Sunday, August 12, 2007

Roll Model

Years and years and years ago, back when I was a mere slip of a boy, I ran a summer camp for kids with physical disabilities. I got the job because of my experience working as a classroom assistant with teens with similar disabilities at a school in Toronto. I took the job up with excitement and had lots of ideas for what we could do together that summer. I had the option of hiring the last few staff to work on site, most of the staff were summer students that were hired around the same time I was.

My first hire was Gerry.

She was a young woman with cerebral palsy that had been a student in my classroom. An impressive woman, I knew that she would do a good job and would be able to relate to the campers in ways that none of the rest of us could.
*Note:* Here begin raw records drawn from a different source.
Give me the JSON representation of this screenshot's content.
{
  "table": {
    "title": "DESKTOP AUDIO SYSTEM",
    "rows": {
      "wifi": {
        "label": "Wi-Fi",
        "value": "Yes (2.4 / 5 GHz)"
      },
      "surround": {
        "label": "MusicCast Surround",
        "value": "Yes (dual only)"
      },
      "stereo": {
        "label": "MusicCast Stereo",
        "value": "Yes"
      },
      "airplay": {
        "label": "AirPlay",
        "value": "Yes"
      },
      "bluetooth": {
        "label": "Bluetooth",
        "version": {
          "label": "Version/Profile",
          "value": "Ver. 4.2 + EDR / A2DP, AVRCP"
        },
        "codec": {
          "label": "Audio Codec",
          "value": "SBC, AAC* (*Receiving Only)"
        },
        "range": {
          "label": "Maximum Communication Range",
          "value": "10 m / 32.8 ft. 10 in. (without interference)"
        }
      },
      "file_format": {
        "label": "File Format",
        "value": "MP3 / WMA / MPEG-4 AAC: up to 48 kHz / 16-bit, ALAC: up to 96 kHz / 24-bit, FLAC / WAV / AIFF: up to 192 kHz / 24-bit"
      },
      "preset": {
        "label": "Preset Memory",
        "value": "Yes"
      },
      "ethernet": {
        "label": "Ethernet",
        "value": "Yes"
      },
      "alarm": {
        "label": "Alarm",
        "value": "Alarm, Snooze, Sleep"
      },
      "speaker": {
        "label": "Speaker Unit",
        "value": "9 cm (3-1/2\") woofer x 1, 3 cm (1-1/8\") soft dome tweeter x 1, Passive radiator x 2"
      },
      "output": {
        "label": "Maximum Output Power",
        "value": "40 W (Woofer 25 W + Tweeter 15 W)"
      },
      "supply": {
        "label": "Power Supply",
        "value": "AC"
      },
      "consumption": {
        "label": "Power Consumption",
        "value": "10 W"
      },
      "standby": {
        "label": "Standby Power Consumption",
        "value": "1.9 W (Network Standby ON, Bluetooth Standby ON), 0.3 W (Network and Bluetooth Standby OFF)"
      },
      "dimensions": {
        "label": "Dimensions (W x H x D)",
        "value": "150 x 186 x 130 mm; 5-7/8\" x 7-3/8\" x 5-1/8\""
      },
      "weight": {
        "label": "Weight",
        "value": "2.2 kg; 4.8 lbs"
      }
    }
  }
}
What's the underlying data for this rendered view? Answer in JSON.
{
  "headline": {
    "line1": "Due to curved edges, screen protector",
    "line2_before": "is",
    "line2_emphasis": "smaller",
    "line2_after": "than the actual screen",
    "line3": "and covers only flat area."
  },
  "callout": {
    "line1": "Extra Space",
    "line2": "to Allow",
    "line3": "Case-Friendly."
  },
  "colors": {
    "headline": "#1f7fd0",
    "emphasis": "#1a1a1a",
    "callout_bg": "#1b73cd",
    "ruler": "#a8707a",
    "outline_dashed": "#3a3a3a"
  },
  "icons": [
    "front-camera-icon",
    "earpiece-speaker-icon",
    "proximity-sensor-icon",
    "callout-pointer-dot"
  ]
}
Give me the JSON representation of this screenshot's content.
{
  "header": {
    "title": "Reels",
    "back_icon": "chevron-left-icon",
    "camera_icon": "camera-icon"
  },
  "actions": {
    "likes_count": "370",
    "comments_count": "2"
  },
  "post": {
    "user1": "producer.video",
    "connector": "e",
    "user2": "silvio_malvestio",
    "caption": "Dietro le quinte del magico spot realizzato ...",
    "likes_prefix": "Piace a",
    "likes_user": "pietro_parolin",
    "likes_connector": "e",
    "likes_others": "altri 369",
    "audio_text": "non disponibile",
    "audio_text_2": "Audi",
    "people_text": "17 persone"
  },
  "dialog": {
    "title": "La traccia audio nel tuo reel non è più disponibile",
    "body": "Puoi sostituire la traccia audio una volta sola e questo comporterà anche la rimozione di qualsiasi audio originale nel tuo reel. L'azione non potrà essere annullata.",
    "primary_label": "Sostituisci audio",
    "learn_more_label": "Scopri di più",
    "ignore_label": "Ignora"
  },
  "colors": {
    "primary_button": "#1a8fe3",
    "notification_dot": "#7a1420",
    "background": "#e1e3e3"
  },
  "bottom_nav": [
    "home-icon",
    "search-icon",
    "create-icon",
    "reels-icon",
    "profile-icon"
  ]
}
She was thrilled to get the job and the first thing that she wanted to do was have a group of those who had difficulty communicating. Gerry had a thick cerebral palsy accent that was only difficult to understand upon first meeting her. After a very little bit of time, she was clear as a bell. Gerry said that when she was at camp she felt more of a kinship with others who's speech left them behind. She wanted a group wherein everyone was equal, none was left behind. Good idea, she set about setting it up.

I never told Gerry that hiring her had caused me no end of difficulty. My boss, who was initially really pleased that I took the job, was now furious. She didn't want someone with a disability on staff. She even made a deal about the fact that Gerry would need assistance with toiletting. I pointed out that we had that support available for campers and before I could continue I was told that the assistants should have to provide that service for 'staff'. I tried to make the point that Gerry was a great role model. Imagine the campers seeing someone else with a disability on staff! It was a testiment to the fact that they could work, have a future, have a life and further - have power.

They didn't fire me. Or her. But I knew that the blush had gone off the rose and it was a harder summer for me than it need to have been. A week or so before the end of camp, I told Gerry that she'd done a good job and that I'd hired her partly to be a role model. She was mightily offended. She came to work the next day with the words 'Roll Model' on the back of her chair. We scraped about it for a while and then we both gave up, neither convincing the other. I still thought she was a role model, she still thought that she was a camp counsellor, nothing more.

Perhaps I am old school. I think it's important to have role models. I was excited to learn about Gretchen Josephson, the poet with Down Syndrome, Hikari Oe, the composer with significant intellectual disabilites, Ramond Hu, the artist with Down Syndrome, Virginia Hall the spy with a physical disability - the list is endless.

No, of course I don't think that all people with disabilities need to be inspirational, but it's wonderful that there are some who deserve to be lauded. Every minority has those it honours, why not us, why not ours?

A hero is more than a sandwich.

5 comments:

Penny L. Richards said...

I think the danger comes in knowing too FEW names of people whose lives might resemble yours: if it's always about "FDR and Helen Keller," well...why try? You're not likely to be the President of the US, and Helen Keller's story is also pretty specific to her time, her mind and her personality.

But if a kid can access the names and stories of dozens, scores, heck, HUNDREDS of disabled people in history and contemporary public life, the names of writers and artists and engineers and political leaders and athletes and scholars and.... whatever. All cultures, all places, all times. That's when a kid can see possibilities closer to his or her own hopes, and really choose a "role model," instead of having one assigned by default.

Ann said...

Hmm.

Would you have hired her if she hadn't been disabled? Did you hire her for herself regardless of her disability, or her disability regardless of herself? The former is the goal. The latter is condescending and offensive.

Stephanie said...

Amen! Nuff said!

Natalia said...

not sure if i agree with you or her. (A)maybe all persons are potential role models, whether we like it or not, which is kinda scary to consider. (B)being told you are a role model is all kinds of nervous-making. even professional sports people have been heard to say they resent having to be one. (C)seeing how other people with the *same* difficulties have handled life can be useful, but on the other hand, what's to say a person with CP couldn't learn useful life skills from an autistic person, or vice versa?! just for example. so maybe having some disability was more important than having the same one as the kids. not sure if this applies to the topic or not, though.

Assistive technology said...

This is a sticky situation. I think you're both right, to some degree. It's true that having difficulty with something and then seeing someone with a similar difficulty doing well is very inspiring, especially at the game of life. The same with seeing those who you feel are worse off. However, I don't think she wanted to feel that her having cerebral palsy was responsible for her getting the job.

But everyone is a role model in some way.